There is a “Your still sealed games” thread going on on NeoGAF. I don’t own that many rare games, and most of my games are unsealed. The only one I can recall still being in shrink wrap is Kane & Lynch 2: Dog Days for the 360, and that’s simply because I haven’t gotten to it yet.
A highly placed development source has confirmed to Digital Foundry that the new disc format being beta tested in a new dashboard upgrade adds 1GB to the storage of Xbox 360 game discs.
The maximum space allocated to game data on the current disc format is just 6.8GB out of a maximum of 7.95GB on a standard dual layer DVD, with over 1GB dedicated to a DVD-Video partition that also contained anti-piracy security sectors.
What’s most interesting about this news is what isn’t being said: allocating resources to improve the disc format of a five-year-old system suggests to me that Microsoft isn’t planning on announcing the successor to the 360 in a while.
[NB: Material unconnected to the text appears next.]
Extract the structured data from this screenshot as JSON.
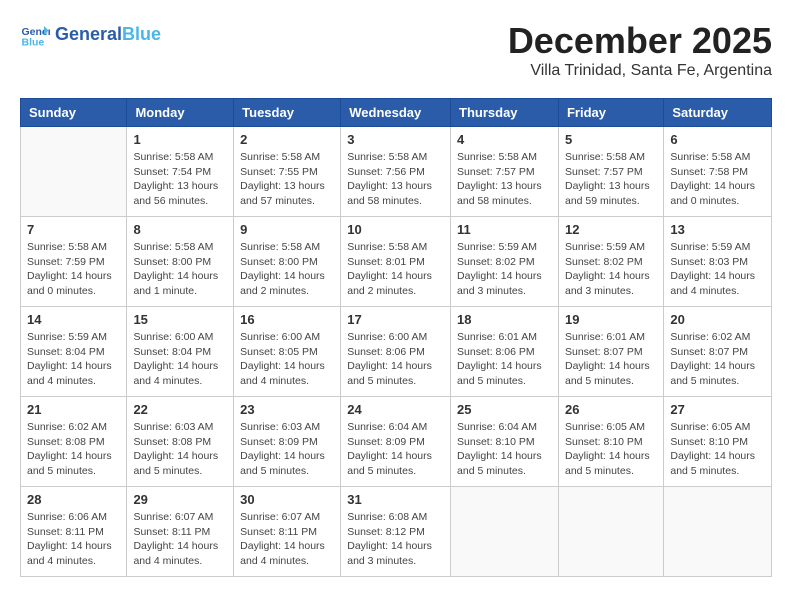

That, or the method described above can be adapted to whatever storage format the 360’s successor will have.
A nice writeup by Ars Technica.
If you take a look at the block diagram above, you’ll notice that most of the blocks are fairly obvious … But the purpose of the “FSB replacement block” may not be obvious. This particular block essentially implements a kind of on-die “frontside bus” with the exact same latency and bandwidth characteristics as the older bus that connected the CPU and GPU when they were discrete parts.
The FSB replacement essentially lowers the performance characteristics of the SoC in order to retain the performance level of older Xbox 360 machines.
A writeup by T3 on the technical aspects of the device. Includes some pretty interesting facts.